PAOLA — COVID-19 vaccinations are underway in the county.

Miami County Health Department reported it partnered with Lakemary Center on Friday, Jan. 8, in Paola to hold its first vaccine clinic in the center’s gymnasium for Lakemary staff and 100 healthcare and healthcare-associated workers serving Miami County.

Earlier in the week, the county health department reported receiving its first doses of Moderna COVID-19 vaccine Monday, Jan. 4.

The department reported the 100 doses were going to Miami County Emergency Medical Services personnel, some public health workers, critical infrastructure employees and essential workers most at risk of contracting or spreading COVID-19.

The department made good on that plan with the vaccination clinic Friday at Lakemary Center.

“We are so grateful for all of our community partners and couldn’t be more proud to partner with such a fantastic organization,” the health department posted on its Facebook page regarding Lakemary. “A big shout-out to Mark Whelan with Miami County Emergency Management, and Dr. Gray along with her entire team for making the whole process smooth and successful!”

The local health department said it continues to work with Kansas Department of Health and Environment (KDHE) and its community partners to determine how to distribute the vaccines to best fit the needs of the community.

“We look forward to vaccinating many more citizens of Miami County when we receive additional doses and we will keep you updated on how many doses we receive and who will be eligible to receive the vaccine in the weeks to come,” the department said.

Miami County Medical Center received its first doses of the Pfizer COVID-19 vaccine Dec. 16 and began vaccinating its front-line caregivers.

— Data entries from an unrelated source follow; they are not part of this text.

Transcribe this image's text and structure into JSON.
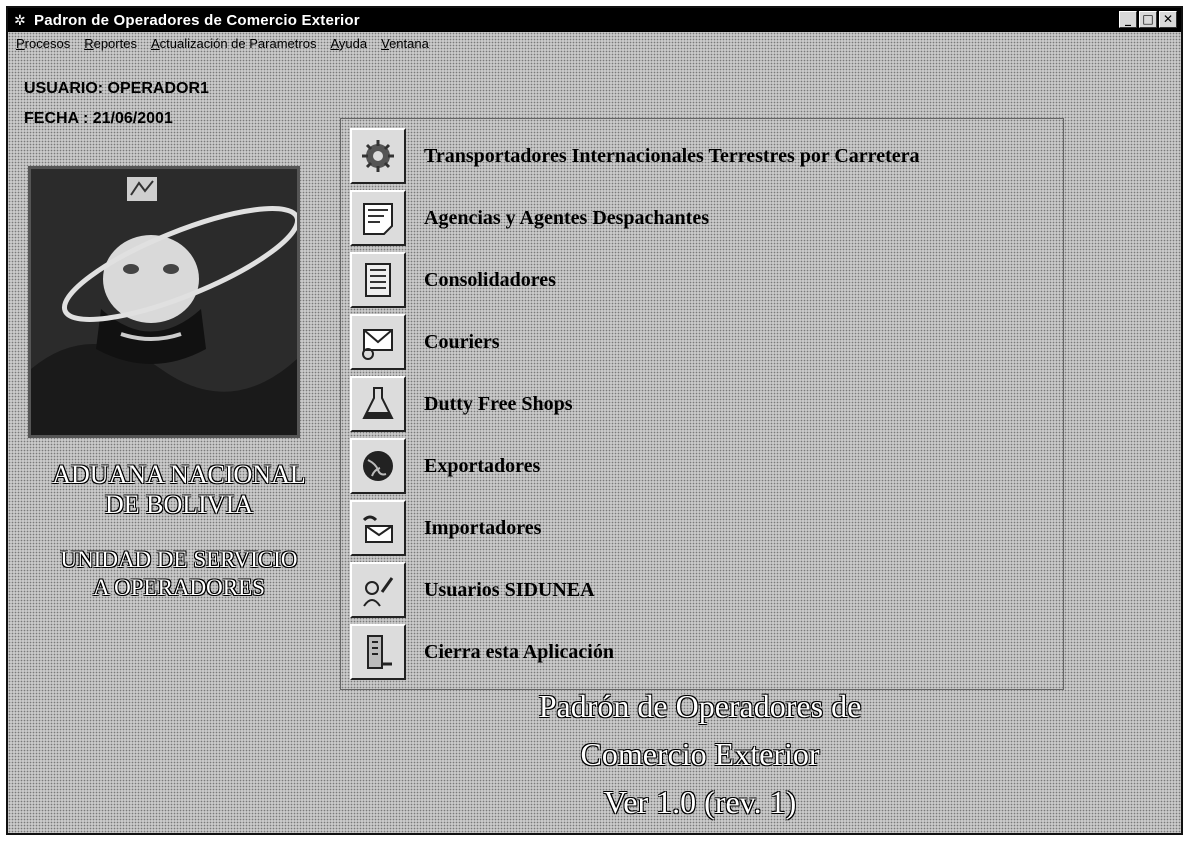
{
  "window": {
    "title": "Padron de Operadores de Comercio Exterior",
    "controls": [
      "minimize-icon",
      "maximize-icon",
      "close-icon"
    ]
  },
  "menu": [
    {
      "label": "Procesos"
    },
    {
      "label": "Reportes"
    },
    {
      "label": "Actualización de Parametros"
    },
    {
      "label": "Ayuda"
    },
    {
      "label": "Ventana"
    }
  ],
  "session": {
    "user": "USUARIO: OPERADOR1",
    "date": "FECHA  : 21/06/2001"
  },
  "organization": {
    "line1": "ADUANA NACIONAL",
    "line2": "DE BOLIVIA",
    "line3": "UNIDAD DE SERVICIO",
    "line4": "A OPERADORES"
  },
  "options": [
    {
      "label": "Transportadores Internacionales Terrestres por Carretera",
      "icon": "gear-truck-icon"
    },
    {
      "label": "Agencias y Agentes Despachantes",
      "icon": "document-icon"
    },
    {
      "label": "Consolidadores",
      "icon": "ledger-icon"
    },
    {
      "label": "Couriers",
      "icon": "envelope-icon"
    },
    {
      "label": "Dutty Free Shops",
      "icon": "flask-icon"
    },
    {
      "label": "Exportadores",
      "icon": "globe-icon"
    },
    {
      "label": "Importadores",
      "icon": "mail-hand-icon"
    },
    {
      "label": "Usuarios SIDUNEA",
      "icon": "user-pen-icon"
    },
    {
      "label": "Cierra esta Aplicación",
      "icon": "exit-door-icon"
    }
  ],
  "about": {
    "line1": "Padrón de Operadores de",
    "line2": "Comercio Exterior",
    "line3": "Ver 1.0  (rev. 1)"
  }
}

Olathe Health reported it had received the vaccine doses from KDHE and some of the vials from that first shipment were distributed to the county hospital in Paola.

The county health department’s vaccination clinic Friday comes one day after Gov. Laura Kelly announced the five phases of her administration’s vaccination distribution plan for Kansans.

Kelly said the vaccine will be administered, beginning with those most at risk of contracting or becoming seriously ill from COVID-19.

The five phases are as follows:

  • Phase One — Healthcare workers; residents or patients in long-term care facilities and senior housing; workers critical to pandemic response continuity. The governor noted Phase One groups have already begun to receive vaccines.
  • Phase Two — Persons ages 65 and older; congregate settings; high-contact critical workers.
  • Phase Three — Persons ages 16 to 64 with severe medical risks; other critical workers.
  • Phase Four — Persons ages 16 to 64 with other medical risks.
  • Phase Five — The rest of Kansans ages 16 and over. The governor’s plan noted distribution to children is subject to further research on vaccine risks and effectiveness for children.

For specific descriptions of the type of professions, medical conditions and other information about each phase, go to

“These COVID-19 vaccination phase groups were created using guidance from national and state public health experts and with input from the Kansas Coronavirus Vaccine Advisory Council (COVAC) which represents a diverse group of populations in Kansas,” Kelly said in a press release. “My priority remains providing every Kansan with updates and information on vaccine schedules as we get them and to get everyone vaccinated as quickly and efficiently as possible.”

Local long-term care facilities have started receiving vaccines.

Life Care Center of Osawatomie has had its first round of the vaccine, said Tammi Conner, the center’s business development coordinator, in an email Monday, Jan. 11.

The Wall Street Journal reported Friday that President-elect Joe Biden’s transition team said it would seek to release nearly all available doses to speed up distribution across the nation.

The Centers for Disease Control and Prevention reported as of Friday, Jan. 8, that 22 million doses had been shipped but only about 6.7 million people had received their first shot — far short of the U.S. goal of 20 million vaccinations by the end of 2020.

Two doses of the COVID-19 are required, and some critics of the president-elect’s plan to release nearly all doses have expressed concerns that supplies will not be able to keep up with the need to administer the second dose in time for it to be effective.

Supporters of Biden’s plan have said releasing the additional doses will save lives and cut down hospitalizations.

News Editor Doug Carder can be reached at (913) 294-2311 or

(0) comments

Welcome to the discussion.

Keep it Clean. Please avoid obscene, vulgar, lewd, racist or sexually-oriented language.
Don't Threaten. Threats of harming another person will not be tolerated.
Be Truthful. Don't knowingly lie about anyone or anything.
Be Nice. No racism, sexism or any sort of -ism that is degrading to another person.
Be Proactive. Use the 'Report' link on each comment to let us know of abusive posts.
Share with Us. We'd love to hear eyewitness accounts, the history behind an article.